Which lines in the listing below contain the word "Molecules"? Copy each one.
++++++
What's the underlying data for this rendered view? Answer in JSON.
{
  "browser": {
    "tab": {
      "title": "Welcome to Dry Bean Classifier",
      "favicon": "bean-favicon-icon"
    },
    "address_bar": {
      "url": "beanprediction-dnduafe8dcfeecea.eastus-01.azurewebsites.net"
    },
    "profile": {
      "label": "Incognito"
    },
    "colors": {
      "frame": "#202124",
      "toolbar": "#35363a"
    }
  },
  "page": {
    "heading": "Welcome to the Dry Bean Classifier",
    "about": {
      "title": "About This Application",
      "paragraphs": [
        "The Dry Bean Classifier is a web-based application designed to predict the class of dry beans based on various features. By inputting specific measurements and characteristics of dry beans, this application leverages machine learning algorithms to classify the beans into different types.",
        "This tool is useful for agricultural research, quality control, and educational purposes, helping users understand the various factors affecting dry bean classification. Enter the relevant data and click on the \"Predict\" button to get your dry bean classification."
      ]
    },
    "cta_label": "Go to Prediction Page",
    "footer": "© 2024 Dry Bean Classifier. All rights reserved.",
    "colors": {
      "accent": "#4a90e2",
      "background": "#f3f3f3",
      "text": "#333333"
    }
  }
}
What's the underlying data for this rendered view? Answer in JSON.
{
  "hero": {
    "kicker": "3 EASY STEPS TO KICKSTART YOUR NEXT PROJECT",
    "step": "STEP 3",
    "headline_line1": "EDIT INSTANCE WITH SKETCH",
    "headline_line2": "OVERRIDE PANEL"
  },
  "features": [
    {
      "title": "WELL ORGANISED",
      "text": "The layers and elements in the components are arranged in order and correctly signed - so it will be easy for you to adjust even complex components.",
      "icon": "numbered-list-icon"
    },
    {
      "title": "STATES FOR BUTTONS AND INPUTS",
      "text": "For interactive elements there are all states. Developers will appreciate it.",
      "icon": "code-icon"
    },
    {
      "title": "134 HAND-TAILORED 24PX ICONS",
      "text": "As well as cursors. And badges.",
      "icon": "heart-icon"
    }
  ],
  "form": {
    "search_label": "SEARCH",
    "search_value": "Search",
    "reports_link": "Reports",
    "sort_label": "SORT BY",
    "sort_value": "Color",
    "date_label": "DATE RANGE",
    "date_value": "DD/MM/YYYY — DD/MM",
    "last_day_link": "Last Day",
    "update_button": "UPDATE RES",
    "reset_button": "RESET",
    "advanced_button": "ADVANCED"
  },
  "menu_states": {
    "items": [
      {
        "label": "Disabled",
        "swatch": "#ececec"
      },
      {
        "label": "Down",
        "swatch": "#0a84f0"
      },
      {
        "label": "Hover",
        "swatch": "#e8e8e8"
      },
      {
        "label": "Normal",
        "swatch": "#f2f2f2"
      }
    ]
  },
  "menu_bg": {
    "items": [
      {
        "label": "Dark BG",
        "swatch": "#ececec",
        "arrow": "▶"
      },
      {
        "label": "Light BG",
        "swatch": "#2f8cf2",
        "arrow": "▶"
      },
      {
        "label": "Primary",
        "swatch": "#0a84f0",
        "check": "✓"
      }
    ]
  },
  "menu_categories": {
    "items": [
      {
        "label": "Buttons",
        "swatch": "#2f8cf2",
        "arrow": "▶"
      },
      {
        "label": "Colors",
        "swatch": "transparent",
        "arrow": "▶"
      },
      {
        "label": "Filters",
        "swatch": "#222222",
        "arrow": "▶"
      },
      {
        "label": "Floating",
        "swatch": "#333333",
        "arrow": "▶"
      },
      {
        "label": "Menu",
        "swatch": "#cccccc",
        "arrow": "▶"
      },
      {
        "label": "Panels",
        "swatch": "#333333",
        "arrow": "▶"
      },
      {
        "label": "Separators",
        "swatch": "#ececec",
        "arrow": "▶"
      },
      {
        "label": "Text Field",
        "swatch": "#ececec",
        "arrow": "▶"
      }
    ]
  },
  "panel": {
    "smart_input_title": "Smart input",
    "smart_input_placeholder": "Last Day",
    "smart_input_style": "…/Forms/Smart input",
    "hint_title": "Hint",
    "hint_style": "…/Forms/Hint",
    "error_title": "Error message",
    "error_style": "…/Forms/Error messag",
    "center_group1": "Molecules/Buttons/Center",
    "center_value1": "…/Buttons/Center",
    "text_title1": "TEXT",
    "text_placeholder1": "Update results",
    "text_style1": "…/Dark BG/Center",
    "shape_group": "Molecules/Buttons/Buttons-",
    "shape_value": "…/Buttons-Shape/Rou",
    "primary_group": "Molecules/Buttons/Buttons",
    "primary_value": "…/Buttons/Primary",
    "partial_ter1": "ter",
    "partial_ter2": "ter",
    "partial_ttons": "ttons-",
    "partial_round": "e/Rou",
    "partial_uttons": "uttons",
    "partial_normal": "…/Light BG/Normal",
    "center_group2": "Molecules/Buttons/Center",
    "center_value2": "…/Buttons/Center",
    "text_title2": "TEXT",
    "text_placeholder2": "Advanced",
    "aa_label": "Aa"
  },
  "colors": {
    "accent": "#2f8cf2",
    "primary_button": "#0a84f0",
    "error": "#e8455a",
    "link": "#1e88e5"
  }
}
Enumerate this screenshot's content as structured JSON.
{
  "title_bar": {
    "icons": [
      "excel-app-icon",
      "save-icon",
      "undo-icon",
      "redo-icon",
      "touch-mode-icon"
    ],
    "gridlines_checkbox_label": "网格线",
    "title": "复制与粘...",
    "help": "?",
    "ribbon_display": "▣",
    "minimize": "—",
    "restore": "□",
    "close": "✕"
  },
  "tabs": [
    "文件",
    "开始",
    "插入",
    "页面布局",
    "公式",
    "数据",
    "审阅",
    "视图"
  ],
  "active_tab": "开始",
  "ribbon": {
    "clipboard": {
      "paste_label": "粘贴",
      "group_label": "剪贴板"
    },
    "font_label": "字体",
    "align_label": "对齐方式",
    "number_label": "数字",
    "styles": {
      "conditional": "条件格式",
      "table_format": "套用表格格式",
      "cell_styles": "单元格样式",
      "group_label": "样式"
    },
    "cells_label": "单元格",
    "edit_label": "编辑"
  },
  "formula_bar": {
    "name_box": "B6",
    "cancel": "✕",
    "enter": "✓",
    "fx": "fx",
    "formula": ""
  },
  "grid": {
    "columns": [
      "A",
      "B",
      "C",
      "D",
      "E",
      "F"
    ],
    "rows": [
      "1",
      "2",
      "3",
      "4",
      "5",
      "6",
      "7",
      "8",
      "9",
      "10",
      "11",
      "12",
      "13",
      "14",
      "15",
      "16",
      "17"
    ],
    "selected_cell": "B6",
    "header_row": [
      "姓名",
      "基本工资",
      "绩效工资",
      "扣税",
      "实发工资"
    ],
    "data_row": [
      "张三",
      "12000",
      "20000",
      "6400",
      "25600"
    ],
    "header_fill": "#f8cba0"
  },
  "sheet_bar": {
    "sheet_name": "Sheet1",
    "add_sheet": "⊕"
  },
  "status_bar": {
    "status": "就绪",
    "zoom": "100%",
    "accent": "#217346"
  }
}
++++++
Expected answer |
    "center_group1": "Molecules/Buttons/Center",
    "shape_group": "Molecules/Buttons/Buttons-",
    "primary_group": "Molecules/Buttons/Buttons",
    "center_group2": "Molecules/Buttons/Center",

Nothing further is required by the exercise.